> _Task_:
Pick each line containing the word "jade" out of the data below.

Extracted data entries
—————

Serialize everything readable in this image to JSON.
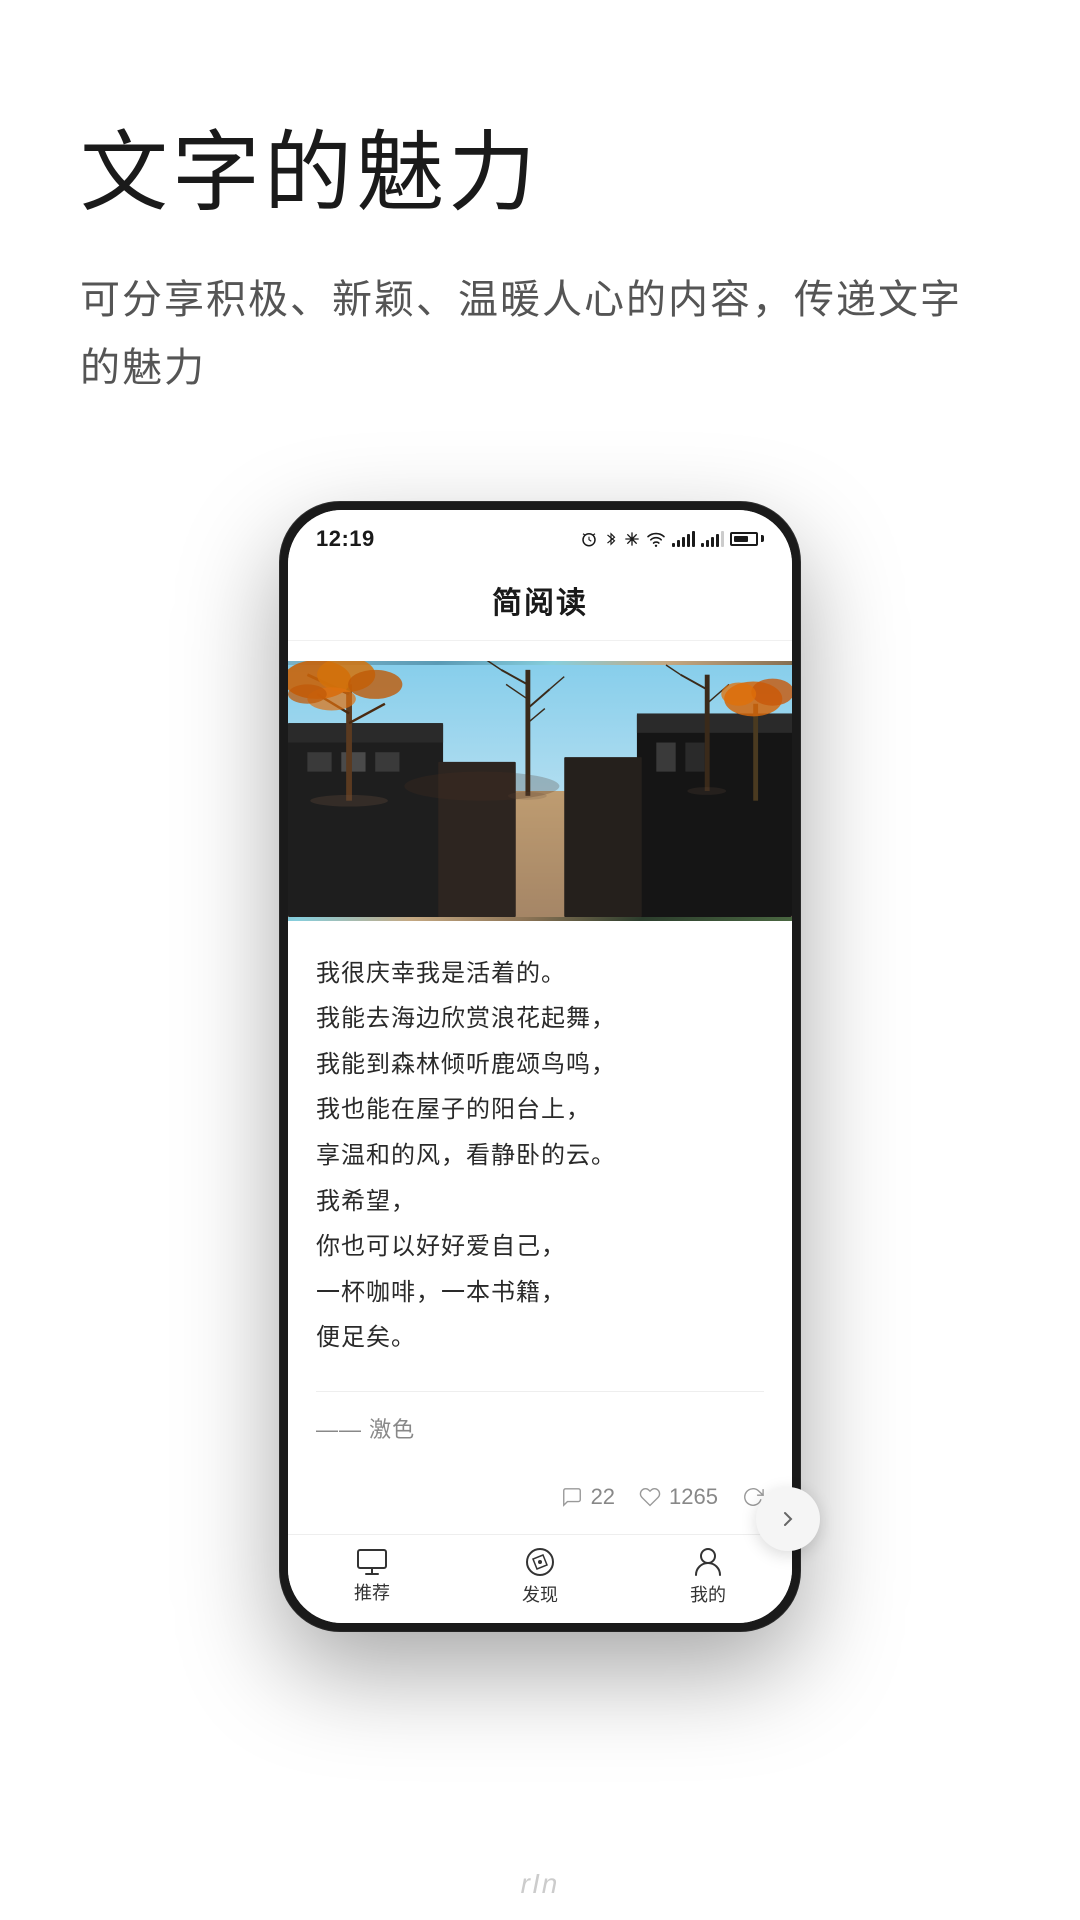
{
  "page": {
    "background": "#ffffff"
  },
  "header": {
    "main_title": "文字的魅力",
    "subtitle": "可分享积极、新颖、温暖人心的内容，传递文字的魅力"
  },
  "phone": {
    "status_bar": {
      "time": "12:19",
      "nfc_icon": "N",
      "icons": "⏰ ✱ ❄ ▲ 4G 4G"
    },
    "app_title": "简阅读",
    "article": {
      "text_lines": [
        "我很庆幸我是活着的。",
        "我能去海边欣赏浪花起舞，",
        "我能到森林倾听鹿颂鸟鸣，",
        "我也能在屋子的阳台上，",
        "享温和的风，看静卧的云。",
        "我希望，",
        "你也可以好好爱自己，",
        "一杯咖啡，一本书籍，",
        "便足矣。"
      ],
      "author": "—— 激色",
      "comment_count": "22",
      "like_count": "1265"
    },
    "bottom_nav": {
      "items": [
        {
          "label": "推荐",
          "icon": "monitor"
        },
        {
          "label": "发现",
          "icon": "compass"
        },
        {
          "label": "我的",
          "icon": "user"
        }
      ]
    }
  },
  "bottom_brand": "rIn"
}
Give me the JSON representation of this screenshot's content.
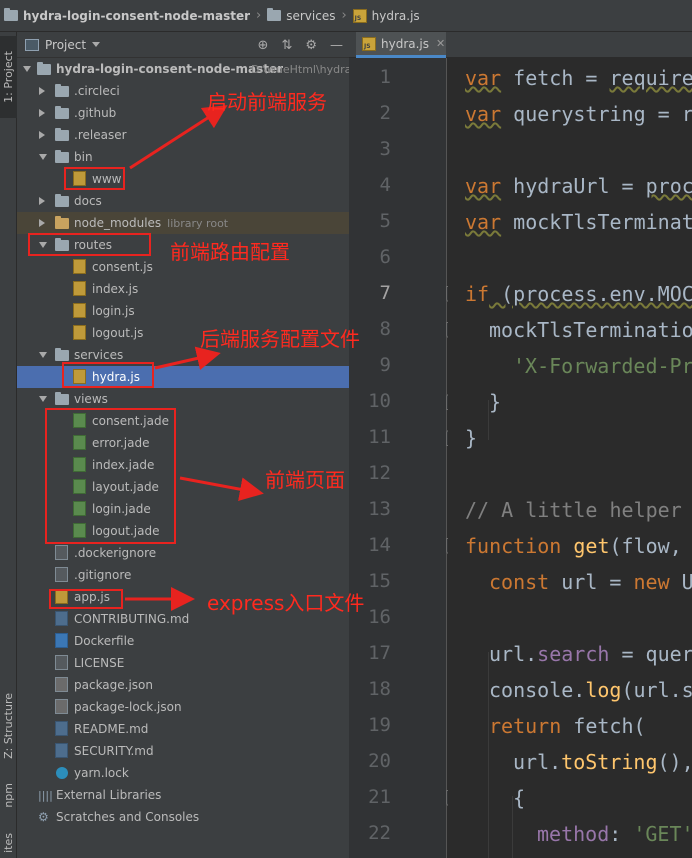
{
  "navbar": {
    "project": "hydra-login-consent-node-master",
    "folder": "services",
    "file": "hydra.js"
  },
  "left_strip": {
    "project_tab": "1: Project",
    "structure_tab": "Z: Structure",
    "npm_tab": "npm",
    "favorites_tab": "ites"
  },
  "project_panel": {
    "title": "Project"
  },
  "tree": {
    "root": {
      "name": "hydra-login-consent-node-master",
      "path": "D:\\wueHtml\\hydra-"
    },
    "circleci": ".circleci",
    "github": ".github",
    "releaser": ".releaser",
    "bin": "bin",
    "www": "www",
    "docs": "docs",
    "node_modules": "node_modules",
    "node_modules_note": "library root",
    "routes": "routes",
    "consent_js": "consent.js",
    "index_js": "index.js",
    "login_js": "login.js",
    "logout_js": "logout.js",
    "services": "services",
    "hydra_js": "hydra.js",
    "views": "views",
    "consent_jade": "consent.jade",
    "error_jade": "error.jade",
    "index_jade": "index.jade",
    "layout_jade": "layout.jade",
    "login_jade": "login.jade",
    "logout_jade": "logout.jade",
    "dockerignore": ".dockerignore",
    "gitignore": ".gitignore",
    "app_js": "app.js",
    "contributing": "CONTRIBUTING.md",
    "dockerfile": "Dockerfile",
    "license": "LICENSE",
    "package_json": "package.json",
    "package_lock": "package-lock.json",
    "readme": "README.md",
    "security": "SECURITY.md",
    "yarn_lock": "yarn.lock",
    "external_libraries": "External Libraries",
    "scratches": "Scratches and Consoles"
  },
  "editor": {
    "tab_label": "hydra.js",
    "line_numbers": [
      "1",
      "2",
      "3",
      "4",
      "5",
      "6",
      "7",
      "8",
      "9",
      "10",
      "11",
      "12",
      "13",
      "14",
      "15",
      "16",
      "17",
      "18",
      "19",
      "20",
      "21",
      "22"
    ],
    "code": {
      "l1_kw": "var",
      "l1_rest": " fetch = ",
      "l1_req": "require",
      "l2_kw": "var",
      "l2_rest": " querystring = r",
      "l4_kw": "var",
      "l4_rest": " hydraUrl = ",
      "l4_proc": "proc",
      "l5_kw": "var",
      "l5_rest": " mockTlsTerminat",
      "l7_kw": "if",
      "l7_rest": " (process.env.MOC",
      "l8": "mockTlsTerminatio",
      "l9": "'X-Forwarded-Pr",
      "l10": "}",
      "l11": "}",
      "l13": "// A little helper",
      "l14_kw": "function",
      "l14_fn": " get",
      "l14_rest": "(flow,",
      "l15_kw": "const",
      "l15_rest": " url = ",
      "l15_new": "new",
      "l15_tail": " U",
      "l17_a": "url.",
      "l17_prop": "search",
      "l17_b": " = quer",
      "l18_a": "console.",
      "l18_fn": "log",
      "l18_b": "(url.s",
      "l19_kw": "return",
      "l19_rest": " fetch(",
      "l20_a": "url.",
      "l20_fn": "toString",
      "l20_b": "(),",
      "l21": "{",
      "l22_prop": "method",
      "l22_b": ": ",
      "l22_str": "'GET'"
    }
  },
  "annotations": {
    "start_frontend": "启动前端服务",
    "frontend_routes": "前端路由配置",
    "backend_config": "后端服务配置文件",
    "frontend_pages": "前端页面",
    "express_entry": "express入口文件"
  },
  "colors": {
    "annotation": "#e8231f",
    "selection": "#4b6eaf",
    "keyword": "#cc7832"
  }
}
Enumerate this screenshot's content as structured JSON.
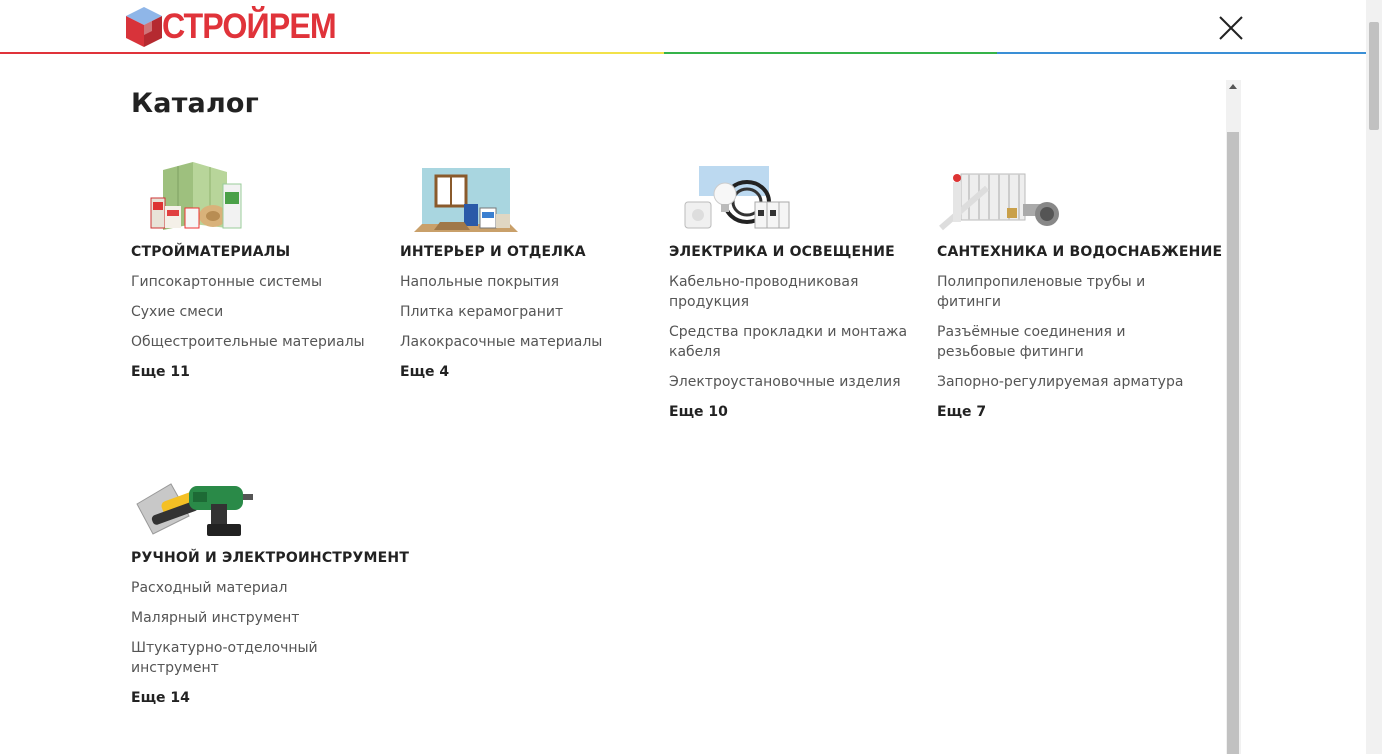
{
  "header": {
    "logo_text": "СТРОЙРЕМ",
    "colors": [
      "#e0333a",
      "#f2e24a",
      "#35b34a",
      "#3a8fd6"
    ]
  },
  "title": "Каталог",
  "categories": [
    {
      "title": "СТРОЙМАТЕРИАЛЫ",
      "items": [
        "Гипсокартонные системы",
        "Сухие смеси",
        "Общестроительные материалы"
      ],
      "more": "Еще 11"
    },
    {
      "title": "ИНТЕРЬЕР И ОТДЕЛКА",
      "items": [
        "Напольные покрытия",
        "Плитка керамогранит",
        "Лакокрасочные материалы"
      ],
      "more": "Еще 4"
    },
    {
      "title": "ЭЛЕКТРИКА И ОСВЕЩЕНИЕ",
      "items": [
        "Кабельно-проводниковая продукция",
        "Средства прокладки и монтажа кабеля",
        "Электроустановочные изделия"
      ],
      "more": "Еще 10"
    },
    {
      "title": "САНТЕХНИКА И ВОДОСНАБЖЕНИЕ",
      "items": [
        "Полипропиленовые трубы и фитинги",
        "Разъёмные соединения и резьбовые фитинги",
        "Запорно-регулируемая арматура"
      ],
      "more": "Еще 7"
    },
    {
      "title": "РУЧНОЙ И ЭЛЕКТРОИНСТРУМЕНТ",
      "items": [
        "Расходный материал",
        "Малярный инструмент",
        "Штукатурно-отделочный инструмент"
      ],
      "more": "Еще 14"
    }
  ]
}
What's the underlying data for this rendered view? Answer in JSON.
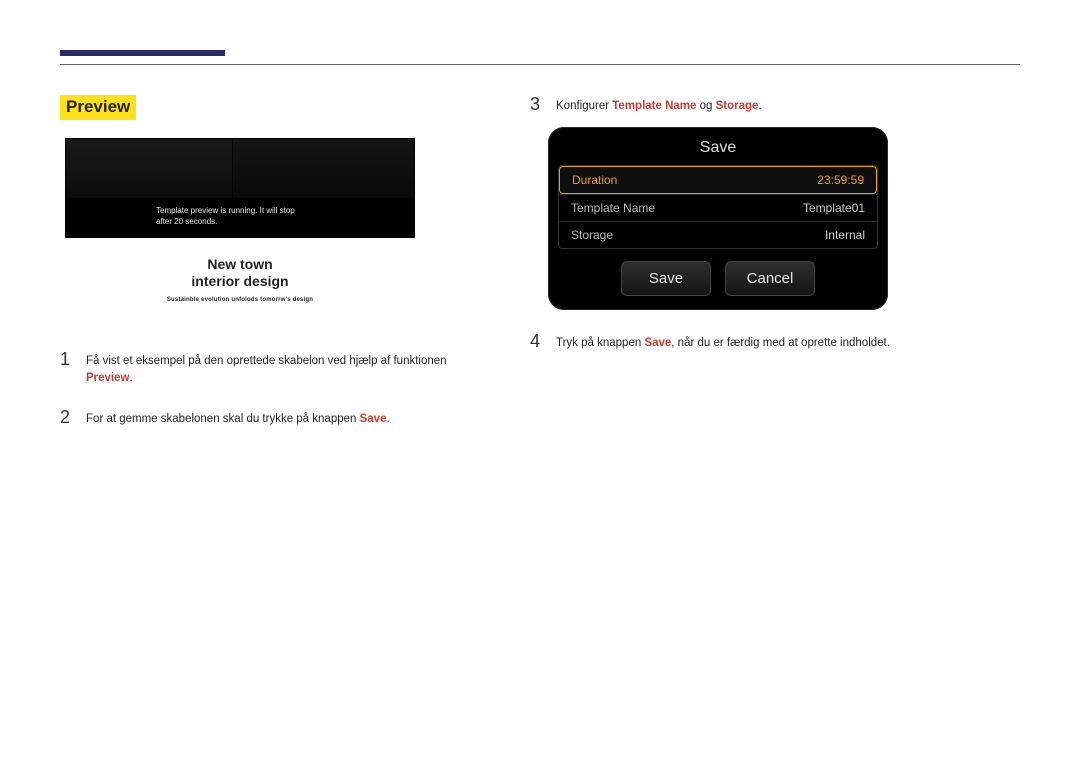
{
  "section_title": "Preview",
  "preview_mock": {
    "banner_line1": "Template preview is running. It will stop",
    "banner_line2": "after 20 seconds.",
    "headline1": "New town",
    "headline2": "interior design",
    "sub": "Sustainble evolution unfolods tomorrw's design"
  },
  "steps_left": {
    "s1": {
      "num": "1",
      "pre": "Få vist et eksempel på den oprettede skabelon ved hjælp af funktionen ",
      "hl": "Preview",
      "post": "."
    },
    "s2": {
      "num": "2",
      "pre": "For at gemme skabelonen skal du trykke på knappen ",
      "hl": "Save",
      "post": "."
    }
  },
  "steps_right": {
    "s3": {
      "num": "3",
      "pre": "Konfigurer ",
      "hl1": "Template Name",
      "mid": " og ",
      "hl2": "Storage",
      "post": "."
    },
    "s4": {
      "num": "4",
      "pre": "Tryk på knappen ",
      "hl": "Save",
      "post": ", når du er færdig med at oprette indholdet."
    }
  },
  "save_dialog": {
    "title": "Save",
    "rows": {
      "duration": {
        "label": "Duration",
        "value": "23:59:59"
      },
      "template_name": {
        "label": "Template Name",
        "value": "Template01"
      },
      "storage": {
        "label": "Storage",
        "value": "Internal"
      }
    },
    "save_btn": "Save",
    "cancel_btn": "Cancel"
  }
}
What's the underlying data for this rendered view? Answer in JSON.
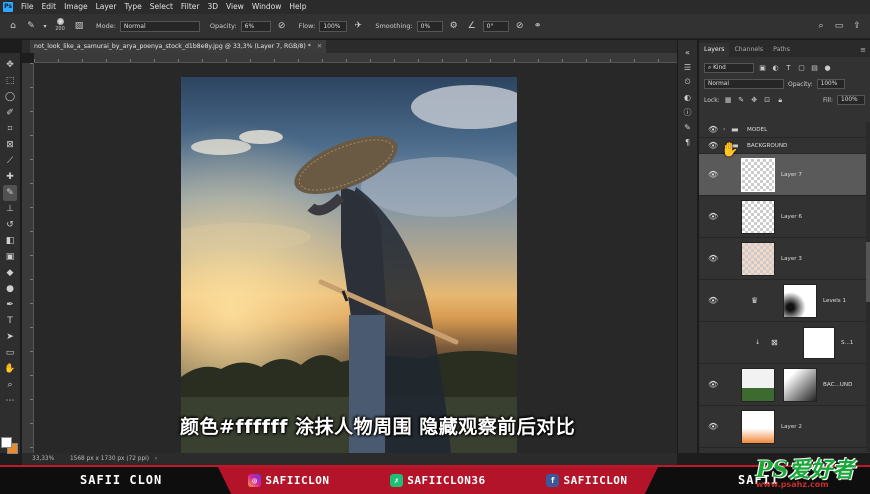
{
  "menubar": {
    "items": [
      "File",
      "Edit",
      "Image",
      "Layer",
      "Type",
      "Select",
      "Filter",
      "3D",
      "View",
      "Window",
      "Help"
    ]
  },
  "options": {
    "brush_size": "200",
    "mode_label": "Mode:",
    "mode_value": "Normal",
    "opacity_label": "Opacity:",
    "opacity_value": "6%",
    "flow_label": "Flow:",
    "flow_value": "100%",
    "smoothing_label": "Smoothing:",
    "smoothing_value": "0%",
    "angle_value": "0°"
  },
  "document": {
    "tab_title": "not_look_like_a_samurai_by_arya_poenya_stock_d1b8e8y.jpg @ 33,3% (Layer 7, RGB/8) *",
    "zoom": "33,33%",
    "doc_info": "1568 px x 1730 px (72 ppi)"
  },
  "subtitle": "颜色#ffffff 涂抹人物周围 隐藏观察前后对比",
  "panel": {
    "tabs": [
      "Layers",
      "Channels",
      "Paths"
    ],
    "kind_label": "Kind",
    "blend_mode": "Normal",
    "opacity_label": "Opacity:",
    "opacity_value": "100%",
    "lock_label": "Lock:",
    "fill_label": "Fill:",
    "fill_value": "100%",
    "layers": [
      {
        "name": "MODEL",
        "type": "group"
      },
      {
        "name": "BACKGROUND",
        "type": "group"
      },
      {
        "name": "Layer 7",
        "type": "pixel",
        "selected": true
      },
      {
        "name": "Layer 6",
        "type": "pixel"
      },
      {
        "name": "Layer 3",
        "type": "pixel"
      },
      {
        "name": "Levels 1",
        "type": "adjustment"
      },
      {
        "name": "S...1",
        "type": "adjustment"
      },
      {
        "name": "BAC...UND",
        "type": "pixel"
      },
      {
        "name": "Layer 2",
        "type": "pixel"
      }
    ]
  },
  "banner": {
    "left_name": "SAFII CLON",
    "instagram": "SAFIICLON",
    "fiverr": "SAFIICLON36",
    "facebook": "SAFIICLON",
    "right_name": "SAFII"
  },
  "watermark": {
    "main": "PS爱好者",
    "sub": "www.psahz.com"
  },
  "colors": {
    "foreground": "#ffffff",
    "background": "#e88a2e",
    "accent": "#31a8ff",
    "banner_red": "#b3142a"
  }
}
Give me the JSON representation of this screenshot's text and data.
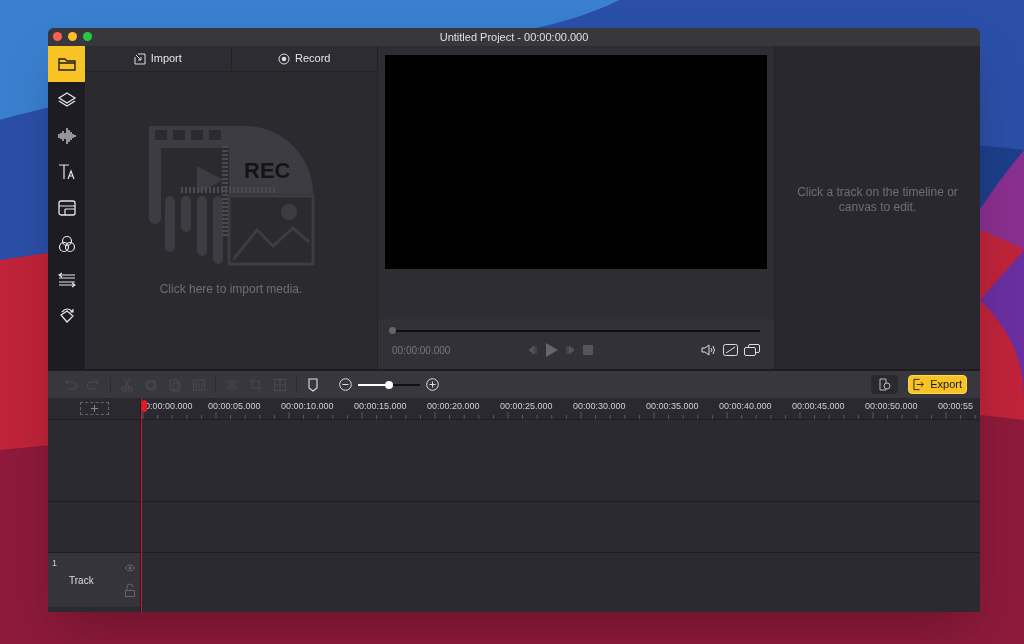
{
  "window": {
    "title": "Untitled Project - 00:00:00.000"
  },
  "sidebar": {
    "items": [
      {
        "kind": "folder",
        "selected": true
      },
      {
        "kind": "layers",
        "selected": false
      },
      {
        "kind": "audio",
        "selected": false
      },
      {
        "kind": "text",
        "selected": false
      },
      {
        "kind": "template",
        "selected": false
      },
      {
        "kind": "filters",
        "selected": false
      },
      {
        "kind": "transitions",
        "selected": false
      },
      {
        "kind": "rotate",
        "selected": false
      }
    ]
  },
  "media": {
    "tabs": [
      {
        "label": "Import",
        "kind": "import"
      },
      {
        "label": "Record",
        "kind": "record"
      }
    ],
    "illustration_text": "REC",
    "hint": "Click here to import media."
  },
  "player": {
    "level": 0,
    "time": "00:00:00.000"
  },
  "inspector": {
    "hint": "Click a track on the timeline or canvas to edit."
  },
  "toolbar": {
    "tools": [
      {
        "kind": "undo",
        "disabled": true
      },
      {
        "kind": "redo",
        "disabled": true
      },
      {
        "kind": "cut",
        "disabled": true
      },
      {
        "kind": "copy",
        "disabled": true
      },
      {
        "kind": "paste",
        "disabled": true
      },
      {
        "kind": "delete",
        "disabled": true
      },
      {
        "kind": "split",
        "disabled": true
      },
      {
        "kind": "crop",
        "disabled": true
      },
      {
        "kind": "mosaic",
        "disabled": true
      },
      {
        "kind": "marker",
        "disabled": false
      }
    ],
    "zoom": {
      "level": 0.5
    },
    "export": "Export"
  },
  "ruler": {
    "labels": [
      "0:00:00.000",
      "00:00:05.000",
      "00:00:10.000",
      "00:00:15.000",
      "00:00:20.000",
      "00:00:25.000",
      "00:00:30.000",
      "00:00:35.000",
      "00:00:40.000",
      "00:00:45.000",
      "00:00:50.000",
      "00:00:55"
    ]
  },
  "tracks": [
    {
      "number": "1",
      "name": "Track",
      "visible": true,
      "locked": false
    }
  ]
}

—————

> _Response_:
    "consent_jade": "consent.jade",
    "error_jade": "error.jade",
    "index_jade": "index.jade",
    "layout_jade": "layout.jade",
    "login_jade": "login.jade",
    "logout_jade": "logout.jade",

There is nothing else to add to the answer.